Nicole's Story - Kingston General Hospital, Kingston

This birth story, which is a few stories within the story, happened mid-pregnancy in January 2011. Due to extreme circumstances, my baby had no chance of survival outside of my womb and was aborted mid-pregnancy.

I'd had my previous baby at home, but due to the early birth I would need to be at the hospital this time. However, I wanted to do this naturally as possible as I had with my previous birth. Obviously they needed to give me medication to get the labour going, but for the delivery, I wanted my body to feel what it was going through – so I wanted nothing to kill the pain. However the nurse working kept coming into the room and trying to give me pain killers.

I'm not the screaming type, so I wasn't "disturbing" others, but yes I was experiencing discomfort, which to me is a normal thing in labour! But this nurse would not give up and then she started coming in to tell me in a snarky manner, that I didn't need to be a hero.

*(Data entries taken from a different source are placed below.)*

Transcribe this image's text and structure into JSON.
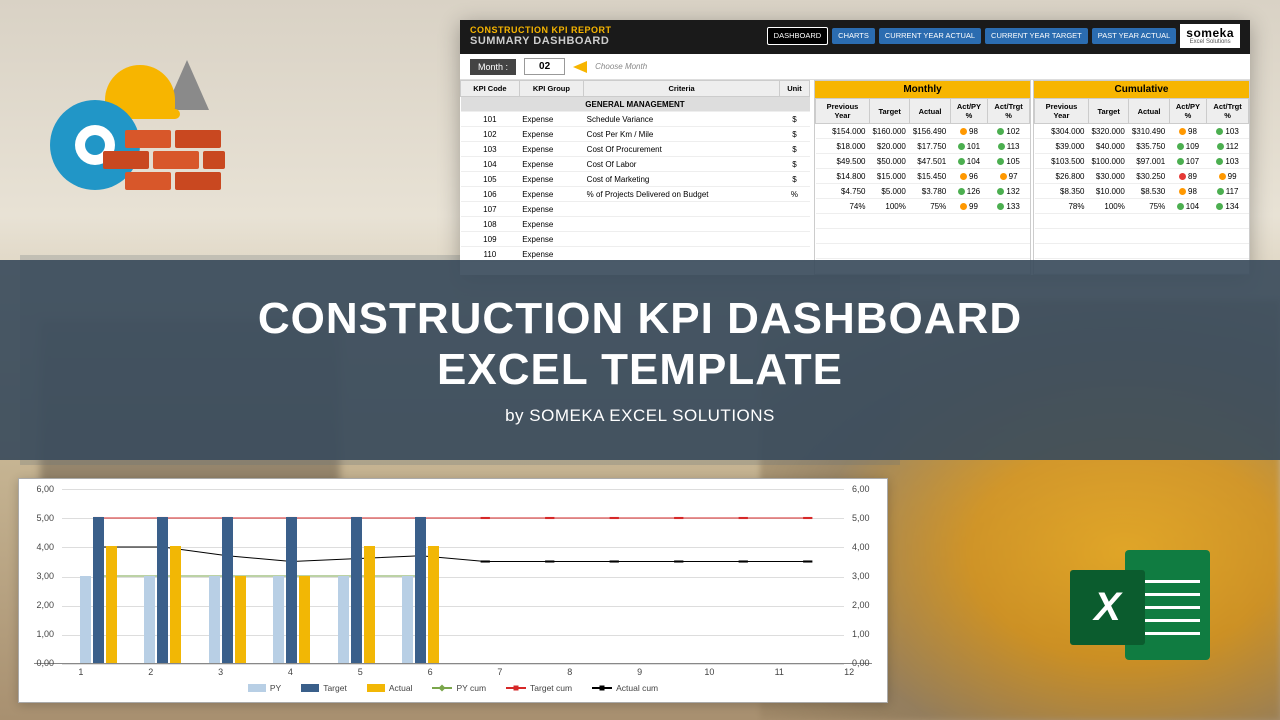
{
  "header": {
    "report": "CONSTRUCTION KPI REPORT",
    "subtitle": "SUMMARY DASHBOARD",
    "tabs": [
      "DASHBOARD",
      "CHARTS",
      "CURRENT YEAR ACTUAL",
      "CURRENT YEAR TARGET",
      "PAST YEAR ACTUAL"
    ],
    "logo_main": "someka",
    "logo_sub": "Excel Solutions"
  },
  "month": {
    "label": "Month :",
    "value": "02",
    "choose": "Choose Month"
  },
  "left_headers": [
    "KPI Code",
    "KPI Group",
    "Criteria",
    "Unit"
  ],
  "section": "GENERAL MANAGEMENT",
  "metric_titles": {
    "monthly": "Monthly",
    "cumulative": "Cumulative"
  },
  "metric_headers": [
    "Previous Year",
    "Target",
    "Actual",
    "Act/PY %",
    "Act/Trgt %"
  ],
  "rows": [
    {
      "code": "101",
      "group": "Expense",
      "crit": "Schedule Variance",
      "unit": "$",
      "m": {
        "py": "$154.000",
        "tg": "$160.000",
        "ac": "$156.490",
        "apy": "98",
        "apyc": "o",
        "atg": "102",
        "atgc": "g"
      },
      "c": {
        "py": "$304.000",
        "tg": "$320.000",
        "ac": "$310.490",
        "apy": "98",
        "apyc": "o",
        "atg": "103",
        "atgc": "g"
      }
    },
    {
      "code": "102",
      "group": "Expense",
      "crit": "Cost Per Km / Mile",
      "unit": "$",
      "m": {
        "py": "$18.000",
        "tg": "$20.000",
        "ac": "$17.750",
        "apy": "101",
        "apyc": "g",
        "atg": "113",
        "atgc": "g"
      },
      "c": {
        "py": "$39.000",
        "tg": "$40.000",
        "ac": "$35.750",
        "apy": "109",
        "apyc": "g",
        "atg": "112",
        "atgc": "g"
      }
    },
    {
      "code": "103",
      "group": "Expense",
      "crit": "Cost Of Procurement",
      "unit": "$",
      "m": {
        "py": "$49.500",
        "tg": "$50.000",
        "ac": "$47.501",
        "apy": "104",
        "apyc": "g",
        "atg": "105",
        "atgc": "g"
      },
      "c": {
        "py": "$103.500",
        "tg": "$100.000",
        "ac": "$97.001",
        "apy": "107",
        "apyc": "g",
        "atg": "103",
        "atgc": "g"
      }
    },
    {
      "code": "104",
      "group": "Expense",
      "crit": "Cost Of Labor",
      "unit": "$",
      "m": {
        "py": "$14.800",
        "tg": "$15.000",
        "ac": "$15.450",
        "apy": "96",
        "apyc": "o",
        "atg": "97",
        "atgc": "o"
      },
      "c": {
        "py": "$26.800",
        "tg": "$30.000",
        "ac": "$30.250",
        "apy": "89",
        "apyc": "r",
        "atg": "99",
        "atgc": "o"
      }
    },
    {
      "code": "105",
      "group": "Expense",
      "crit": "Cost of Marketing",
      "unit": "$",
      "m": {
        "py": "$4.750",
        "tg": "$5.000",
        "ac": "$3.780",
        "apy": "126",
        "apyc": "g",
        "atg": "132",
        "atgc": "g"
      },
      "c": {
        "py": "$8.350",
        "tg": "$10.000",
        "ac": "$8.530",
        "apy": "98",
        "apyc": "o",
        "atg": "117",
        "atgc": "g"
      }
    },
    {
      "code": "106",
      "group": "Expense",
      "crit": "% of Projects Delivered on Budget",
      "unit": "%",
      "m": {
        "py": "74%",
        "tg": "100%",
        "ac": "75%",
        "apy": "99",
        "apyc": "o",
        "atg": "133",
        "atgc": "g"
      },
      "c": {
        "py": "78%",
        "tg": "100%",
        "ac": "75%",
        "apy": "104",
        "apyc": "g",
        "atg": "134",
        "atgc": "g"
      }
    },
    {
      "code": "107",
      "group": "Expense",
      "crit": "",
      "unit": ""
    },
    {
      "code": "108",
      "group": "Expense",
      "crit": "",
      "unit": ""
    },
    {
      "code": "109",
      "group": "Expense",
      "crit": "",
      "unit": ""
    },
    {
      "code": "110",
      "group": "Expense",
      "crit": "",
      "unit": ""
    }
  ],
  "banner": {
    "line1": "CONSTRUCTION KPI DASHBOARD",
    "line2": "EXCEL TEMPLATE",
    "sub": "by SOMEKA EXCEL SOLUTIONS"
  },
  "excel_badge": "X",
  "chart_data": {
    "type": "bar",
    "categories": [
      "1",
      "2",
      "3",
      "4",
      "5",
      "6",
      "7",
      "8",
      "9",
      "10",
      "11",
      "12"
    ],
    "ylim": [
      0,
      6
    ],
    "yticks": [
      "0,00",
      "1,00",
      "2,00",
      "3,00",
      "4,00",
      "5,00",
      "6,00"
    ],
    "series_bars": [
      {
        "name": "PY",
        "color": "#b8cfe5",
        "values": [
          3.0,
          3.0,
          3.0,
          3.0,
          3.0,
          3.0,
          null,
          null,
          null,
          null,
          null,
          null
        ]
      },
      {
        "name": "Target",
        "color": "#3a5f8a",
        "values": [
          5.0,
          5.0,
          5.0,
          5.0,
          5.0,
          5.0,
          null,
          null,
          null,
          null,
          null,
          null
        ]
      },
      {
        "name": "Actual",
        "color": "#f2b705",
        "values": [
          4.0,
          4.0,
          3.0,
          3.0,
          4.0,
          4.0,
          null,
          null,
          null,
          null,
          null,
          null
        ]
      }
    ],
    "series_lines": [
      {
        "name": "PY cum",
        "color": "#7aa64b",
        "values": [
          3.0,
          3.0,
          3.0,
          3.0,
          3.0,
          3.0,
          null,
          null,
          null,
          null,
          null,
          null
        ]
      },
      {
        "name": "Target cum",
        "color": "#d62828",
        "values": [
          5.0,
          5.0,
          5.0,
          5.0,
          5.0,
          5.0,
          5.0,
          5.0,
          5.0,
          5.0,
          5.0,
          5.0
        ]
      },
      {
        "name": "Actual cum",
        "color": "#000000",
        "values": [
          4.0,
          4.0,
          3.7,
          3.5,
          3.6,
          3.7,
          3.5,
          3.5,
          3.5,
          3.5,
          3.5,
          3.5
        ]
      }
    ],
    "legend": [
      "PY",
      "Target",
      "Actual",
      "PY cum",
      "Target cum",
      "Actual cum"
    ]
  }
}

Is giving birth being a hero? Is feeling your body do what it's supposed to be doing, a hero? Perhaps it is, but to me it's not, I just wanted to be fully present for the birth of my baby and would have loved if the nurse could have just supported me and not found it necessary to cast her judgement upon me.

The next part of this story is after my baby is born and I'm lying in bed with my baby who has passed on. The male resident rushes in and is anxious that the placenta hasn't come out (my baby was just born) and before I know it, I feel like I'm being raped by this resident as he keeps shoving his hand up my vagina trying to pull the placenta out and he just keeps going and going at it, like it's him or the placenta – well we all know that the placenta won. My body shut down, no more oxytocin and the placenta decided to stay put! So now it's off to the OR.

So I'm waiting for surgery meeting the operating team and I'm getting a bad feeling about the male nurse. I can see that he is not respectful of the anesthesiologist who to me seems really nice (but also happens to be female and wearing a hijab). I recall him making a comment to me about her, I don't remember what he said, I just got a really bad feeling about him and thought it was extremely rude to talk behind his colleagues back to a patient.

Then in the OR after they have given me my anesthetic, but I wasn't out yet, I'm watching the team doing their final prep and the male nurse putting on his gloves, however he drops one and goes to put it back on. I'm thoroughly disgusted and I called him out and told him to get a fresh glove after dropping it. The rest of the team looked at him. He looked so pissed off at me.

After the operation, the obstetrician who was looking after my case came in to see me and I explained what I had gone through and he seemed to be quite concerned about it and said he would be speaking with those whom I had been in care with through the night.

I went on to have another baby that also had unsurvivable complications and delivered my third baby (second that didn't survive) at the hospital without complications and then another home birth with healthy baby.

At the hospital, I felt like I was made to feel little, like I couldn't possibly know what's right for me. As though I don't know my own body. I felt like these people have ego issues and they can't trust their patients and nature. I feel like I was raped and violated. I felt disgusted that women go through this regularly and perhaps don't speak up. Disgusted that this may be the norm. Grateful to have had two home births and see what my body can do. Grateful that we have midwives, saddened that we don't fund enough of them. Saddened that every pregnancy isn't attended by midwives. Saddened that we can't educate more woman to trust that birth is a natural bodily function and yes it can be painful, but that's okay, we are strong and we can do it. And so very grateful that if there are complications we are fortunate enough to have hospitals that specialize in complications – but most childbirth situations are not complications, they become complications with intervention.

Submitted by Nicole